Every line below should be repeated exactly.

━━━━━━━━━━━━━━━━━━━━

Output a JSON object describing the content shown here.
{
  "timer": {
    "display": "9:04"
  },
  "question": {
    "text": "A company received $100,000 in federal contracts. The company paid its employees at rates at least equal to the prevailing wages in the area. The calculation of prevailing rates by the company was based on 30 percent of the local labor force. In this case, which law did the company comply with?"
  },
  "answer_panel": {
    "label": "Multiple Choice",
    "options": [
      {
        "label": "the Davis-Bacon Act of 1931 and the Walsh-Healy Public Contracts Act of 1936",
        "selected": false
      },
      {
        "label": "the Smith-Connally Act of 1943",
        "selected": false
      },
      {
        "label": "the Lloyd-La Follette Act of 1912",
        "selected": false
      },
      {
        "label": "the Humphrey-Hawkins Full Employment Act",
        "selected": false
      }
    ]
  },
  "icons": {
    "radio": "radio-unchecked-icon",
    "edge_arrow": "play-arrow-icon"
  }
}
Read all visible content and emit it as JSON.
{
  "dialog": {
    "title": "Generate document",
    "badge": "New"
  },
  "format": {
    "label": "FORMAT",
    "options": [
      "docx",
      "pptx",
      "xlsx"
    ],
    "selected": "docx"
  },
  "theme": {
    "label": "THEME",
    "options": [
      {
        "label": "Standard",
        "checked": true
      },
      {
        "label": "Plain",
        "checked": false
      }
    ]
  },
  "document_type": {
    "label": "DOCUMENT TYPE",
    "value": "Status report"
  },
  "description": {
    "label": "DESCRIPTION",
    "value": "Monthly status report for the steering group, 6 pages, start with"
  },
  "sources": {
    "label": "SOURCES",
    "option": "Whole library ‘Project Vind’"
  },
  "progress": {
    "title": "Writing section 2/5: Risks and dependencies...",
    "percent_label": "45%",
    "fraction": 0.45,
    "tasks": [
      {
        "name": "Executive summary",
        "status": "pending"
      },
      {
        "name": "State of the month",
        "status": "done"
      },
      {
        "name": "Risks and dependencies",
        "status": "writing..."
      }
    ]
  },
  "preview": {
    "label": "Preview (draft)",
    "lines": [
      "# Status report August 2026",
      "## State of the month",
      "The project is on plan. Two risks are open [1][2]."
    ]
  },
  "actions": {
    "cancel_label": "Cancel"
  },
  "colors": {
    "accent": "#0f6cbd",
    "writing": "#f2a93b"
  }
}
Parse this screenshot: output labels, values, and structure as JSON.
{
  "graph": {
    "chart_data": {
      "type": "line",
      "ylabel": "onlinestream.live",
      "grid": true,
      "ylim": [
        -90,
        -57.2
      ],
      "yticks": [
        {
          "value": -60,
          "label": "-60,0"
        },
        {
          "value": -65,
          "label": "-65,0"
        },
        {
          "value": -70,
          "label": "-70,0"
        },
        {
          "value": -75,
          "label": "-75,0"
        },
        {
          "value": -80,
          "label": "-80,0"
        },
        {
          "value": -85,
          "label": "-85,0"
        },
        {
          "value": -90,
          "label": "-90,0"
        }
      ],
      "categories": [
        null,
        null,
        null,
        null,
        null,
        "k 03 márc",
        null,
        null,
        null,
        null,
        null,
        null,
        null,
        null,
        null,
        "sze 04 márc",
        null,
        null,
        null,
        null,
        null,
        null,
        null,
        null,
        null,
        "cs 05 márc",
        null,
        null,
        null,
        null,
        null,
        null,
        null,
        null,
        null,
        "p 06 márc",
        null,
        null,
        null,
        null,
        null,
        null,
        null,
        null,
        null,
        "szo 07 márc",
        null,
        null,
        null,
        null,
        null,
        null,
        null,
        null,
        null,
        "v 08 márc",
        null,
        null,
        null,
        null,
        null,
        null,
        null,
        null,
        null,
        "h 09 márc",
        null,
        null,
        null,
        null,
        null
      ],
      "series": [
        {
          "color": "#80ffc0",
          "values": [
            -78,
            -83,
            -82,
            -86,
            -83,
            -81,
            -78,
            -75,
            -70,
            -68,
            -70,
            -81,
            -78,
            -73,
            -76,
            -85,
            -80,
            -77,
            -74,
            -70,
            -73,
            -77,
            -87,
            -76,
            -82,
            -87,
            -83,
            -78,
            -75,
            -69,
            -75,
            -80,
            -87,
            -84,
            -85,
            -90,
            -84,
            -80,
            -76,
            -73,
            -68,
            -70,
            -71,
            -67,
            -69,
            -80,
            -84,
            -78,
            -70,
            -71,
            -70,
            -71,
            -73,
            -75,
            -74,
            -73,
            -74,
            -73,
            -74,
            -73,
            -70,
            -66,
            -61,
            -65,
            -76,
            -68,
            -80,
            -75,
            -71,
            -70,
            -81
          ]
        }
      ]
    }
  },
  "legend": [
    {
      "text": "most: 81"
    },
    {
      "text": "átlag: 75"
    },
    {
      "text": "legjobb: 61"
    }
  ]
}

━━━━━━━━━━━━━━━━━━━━

SOLVED EXERCISE -
Output a JSON object describing the content shown here.
{
  "timer": {
    "display": "9:04"
  },
  "question": {
    "text": "A company received $100,000 in federal contracts. The company paid its employees at rates at least equal to the prevailing wages in the area. The calculation of prevailing rates by the company was based on 30 percent of the local labor force. In this case, which law did the company comply with?"
  },
  "answer_panel": {
    "label": "Multiple Choice",
    "options": [
      {
        "label": "the Davis-Bacon Act of 1931 and the Walsh-Healy Public Contracts Act of 1936",
        "selected": false
      },
      {
        "label": "the Smith-Connally Act of 1943",
        "selected": false
      },
      {
        "label": "the Lloyd-La Follette Act of 1912",
        "selected": false
      },
      {
        "label": "the Humphrey-Hawkins Full Employment Act",
        "selected": false
      }
    ]
  },
  "icons": {
    "radio": "radio-unchecked-icon",
    "edge_arrow": "play-arrow-icon"
  }
}
Read all visible content and emit it as JSON.
{
  "dialog": {
    "title": "Generate document",
    "badge": "New"
  },
  "format": {
    "label": "FORMAT",
    "options": [
      "docx",
      "pptx",
      "xlsx"
    ],
    "selected": "docx"
  },
  "theme": {
    "label": "THEME",
    "options": [
      {
        "label": "Standard",
        "checked": true
      },
      {
        "label": "Plain",
        "checked": false
      }
    ]
  },
  "document_type": {
    "label": "DOCUMENT TYPE",
    "value": "Status report"
  },
  "description": {
    "label": "DESCRIPTION",
    "value": "Monthly status report for the steering group, 6 pages, start with"
  },
  "sources": {
    "label": "SOURCES",
    "option": "Whole library ‘Project Vind’"
  },
  "progress": {
    "title": "Writing section 2/5: Risks and dependencies...",
    "percent_label": "45%",
    "fraction": 0.45,
    "tasks": [
      {
        "name": "Executive summary",
        "status": "pending"
      },
      {
        "name": "State of the month",
        "status": "done"
      },
      {
        "name": "Risks and dependencies",
        "status": "writing..."
      }
    ]
  },
  "preview": {
    "label": "Preview (draft)",
    "lines": [
      "# Status report August 2026",
      "## State of the month",
      "The project is on plan. Two risks are open [1][2]."
    ]
  },
  "actions": {
    "cancel_label": "Cancel"
  },
  "colors": {
    "accent": "#0f6cbd",
    "writing": "#f2a93b"
  }
}
Parse this screenshot: output labels, values, and structure as JSON.
{
  "graph": {
    "chart_data": {
      "type": "line",
      "ylabel": "onlinestream.live",
      "grid": true,
      "ylim": [
        -90,
        -57.2
      ],
      "yticks": [
        {
          "value": -60,
          "label": "-60,0"
        },
        {
          "value": -65,
          "label": "-65,0"
        },
        {
          "value": -70,
          "label": "-70,0"
        },
        {
          "value": -75,
          "label": "-75,0"
        },
        {
          "value": -80,
          "label": "-80,0"
        },
        {
          "value": -85,
          "label": "-85,0"
        },
        {
          "value": -90,
          "label": "-90,0"
        }
      ],
      "categories": [
        null,
        null,
        null,
        null,
        null,
        "k 03 márc",
        null,
        null,
        null,
        null,
        null,
        null,
        null,
        null,
        null,
        "sze 04 márc",
        null,
        null,
        null,
        null,
        null,
        null,
        null,
        null,
        null,
        "cs 05 márc",
        null,
        null,
        null,
        null,
        null,
        null,
        null,
        null,
        null,
        "p 06 márc",
        null,
        null,
        null,
        null,
        null,
        null,
        null,
        null,
        null,
        "szo 07 márc",
        null,
        null,
        null,
        null,
        null,
        null,
        null,
        null,
        null,
        "v 08 márc",
        null,
        null,
        null,
        null,
        null,
        null,
        null,
        null,
        null,
        "h 09 márc",
        null,
        null,
        null,
        null,
        null
      ],
      "series": [
        {
          "color": "#80ffc0",
          "values": [
            -78,
            -83,
            -82,
            -86,
            -83,
            -81,
            -78,
            -75,
            -70,
            -68,
            -70,
            -81,
            -78,
            -73,
            -76,
            -85,
            -80,
            -77,
            -74,
            -70,
            -73,
            -77,
            -87,
            -76,
            -82,
            -87,
            -83,
            -78,
            -75,
            -69,
            -75,
            -80,
            -87,
            -84,
            -85,
            -90,
            -84,
            -80,
            -76,
            -73,
            -68,
            -70,
            -71,
            -67,
            -69,
            -80,
            -84,
            -78,
            -70,
            -71,
            -70,
            -71,
            -73,
            -75,
            -74,
            -73,
            -74,
            -73,
            -74,
            -73,
            -70,
            -66,
            -61,
            -65,
            -76,
            -68,
            -80,
            -75,
            -71,
            -70,
            -81
          ]
        }
      ]
    }
  },
  "legend": [
    {
      "text": "most: 81"
    },
    {
      "text": "átlag: 75"
    },
    {
      "text": "legjobb: 61"
    }
  ]
}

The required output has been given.